Over time, scientists have been learning to push back and speak out even when it requires engaging in the political process – something most are loath to do. Those who have chosen careers in science and technology understand all too well that the scientific method itself is being called into question as a valid way to understand the world around us. They are so concerned about this development that they took to marching in the streets of Washington, DC, and elsewhere in early 2017. For many, it was their first science-focused protest.
The Science March on April 22, and the Climate March a week later, are examples of a much larger and growing movement opposing the sudden and unexpected rise in power and influence of a group of people who play fast and loose with the truth. GAP and CSPW participated actively in the March for Science and continue to stay active in the movement to preserve and protect the scientific method from attack.
A group of scientists leading some of the nation’s top science organizations has sent a letter to EPA Administrator Scott Pruitt asking him for a meeting to discuss his support for a RT/BT exercise on climate science. Signatories on the letter include American Association for the Advancement of Science CEO Rush Holt, American Geophysical Union CEO Christine McEntee, American Institute of Biological Sciences interim co-Executive Director Robert Gropp, and American Society of Agronomy CEO Ellen Bergfeld. The July 31, 2017 letter (.pdf) states:
“As leaders of professional scientific societies with our collective membership of hundreds of thousands of scientists, we are writing in response to reports that you are working to develop a “red team/blue team” process that challenges climate science.
We write to remind you of the ongoing research, testing, evaluations, and debates that happen on a regular basis in every scientific discipline. The peer review process itself is a constant means of scientists putting forth research results, getting challenged, and revising them based on evidence. Indeed, science is a multi-dimensional, competitive “red team/blue team” process whereby scientists and scientific teams are constantly challenging one another’s findings for robustness. The current scientific understanding of climate change is based on decades of such work, along with overarching, carefully evaluated assessments within the United States and internationally.

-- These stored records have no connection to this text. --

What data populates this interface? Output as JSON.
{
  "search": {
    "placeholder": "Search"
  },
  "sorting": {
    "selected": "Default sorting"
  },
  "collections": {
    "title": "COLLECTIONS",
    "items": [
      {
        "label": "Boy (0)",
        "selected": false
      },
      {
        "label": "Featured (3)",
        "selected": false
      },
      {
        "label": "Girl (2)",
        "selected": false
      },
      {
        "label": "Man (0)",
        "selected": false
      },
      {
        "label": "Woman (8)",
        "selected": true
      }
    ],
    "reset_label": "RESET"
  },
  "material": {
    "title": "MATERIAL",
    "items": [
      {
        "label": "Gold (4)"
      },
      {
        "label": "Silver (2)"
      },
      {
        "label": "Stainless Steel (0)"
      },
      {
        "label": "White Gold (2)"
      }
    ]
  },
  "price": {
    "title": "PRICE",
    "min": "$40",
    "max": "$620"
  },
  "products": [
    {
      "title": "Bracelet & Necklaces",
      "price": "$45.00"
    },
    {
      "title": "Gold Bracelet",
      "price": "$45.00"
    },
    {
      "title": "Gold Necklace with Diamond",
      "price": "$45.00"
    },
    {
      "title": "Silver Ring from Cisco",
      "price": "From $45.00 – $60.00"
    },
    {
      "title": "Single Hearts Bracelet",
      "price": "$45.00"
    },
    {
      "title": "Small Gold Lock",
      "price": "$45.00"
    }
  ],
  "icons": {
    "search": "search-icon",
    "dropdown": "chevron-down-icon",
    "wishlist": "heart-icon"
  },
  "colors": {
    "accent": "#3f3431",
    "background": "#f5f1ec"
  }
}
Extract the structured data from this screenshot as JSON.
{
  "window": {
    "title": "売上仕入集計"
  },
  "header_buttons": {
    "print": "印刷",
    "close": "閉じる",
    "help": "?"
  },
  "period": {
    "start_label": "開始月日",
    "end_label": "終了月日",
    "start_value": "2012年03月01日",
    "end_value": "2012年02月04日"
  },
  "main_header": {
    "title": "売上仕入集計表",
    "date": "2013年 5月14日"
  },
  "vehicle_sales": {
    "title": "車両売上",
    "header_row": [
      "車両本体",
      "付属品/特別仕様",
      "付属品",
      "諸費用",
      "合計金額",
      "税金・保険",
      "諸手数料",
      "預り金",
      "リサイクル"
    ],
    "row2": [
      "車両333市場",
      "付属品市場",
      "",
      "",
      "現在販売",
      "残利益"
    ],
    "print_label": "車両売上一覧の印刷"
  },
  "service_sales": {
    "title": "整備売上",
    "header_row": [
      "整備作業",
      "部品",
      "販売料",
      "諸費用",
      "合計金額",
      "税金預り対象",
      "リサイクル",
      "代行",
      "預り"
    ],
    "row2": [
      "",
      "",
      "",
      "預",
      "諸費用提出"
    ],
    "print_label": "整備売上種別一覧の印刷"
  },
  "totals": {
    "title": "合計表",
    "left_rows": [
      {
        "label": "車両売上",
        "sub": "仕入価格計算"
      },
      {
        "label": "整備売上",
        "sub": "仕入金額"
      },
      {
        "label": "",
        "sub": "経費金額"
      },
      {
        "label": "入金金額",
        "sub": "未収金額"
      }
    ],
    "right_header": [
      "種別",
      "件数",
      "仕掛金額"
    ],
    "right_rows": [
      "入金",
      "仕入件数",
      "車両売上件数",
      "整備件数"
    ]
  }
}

As a reflection of that work, 31 scientific societies last year released a letter, updated from 2009, to reflect the current scientific consensus on climate change. We urge you to give its text consideration, along with America’s Climate Choices, the work of our premier United States scientific body, the National Academy of Sciences.
Of course, climate science, like all sciences, is an ever-changing discipline: our knowledge is always advancing. Robust discussion about data interpretation, methodology, and findings are part of daily scientific discourse. That is how science progresses. However, the integrity of the scientific process cannot thrive when policymakers—regardless of party affiliation—use policy disagreements as a pretext to challenge scientific conclusions.
Given your interest in the state of climate science, we would welcome the opportunity to meet with you to better understand your perspective and rationale for the proposed activity; and to discuss climate science, including which areas are at the frontiers of scientific knowledge and which are well-established because of thousands of studies from multiple lines of evidence.
We look forward to hearing from you… to coordinate a meeting.”
If Mr. Pruitt is asked, we strongly recommend he take the meeting.
CSPW Senior Climate Policy Analyst Anne Polansky has 30 years of experience in public policies relating to energy and the environment, with a strong focus on climate change and renewable energy. She is a former Professional Staff Member of the House Committee on Science, Space and Technology.
Nicky Sundt is CSPW’s Senior Fellow. She is an expert on energy and climate change with over 35 years of experience and accomplishment in government, non-governmental organizations, and the private sector. During the four-month fellowship, Nicky will watch over and report on key US federal climate science obligations under law – especially those relating to communications to the President, Congress, and the public.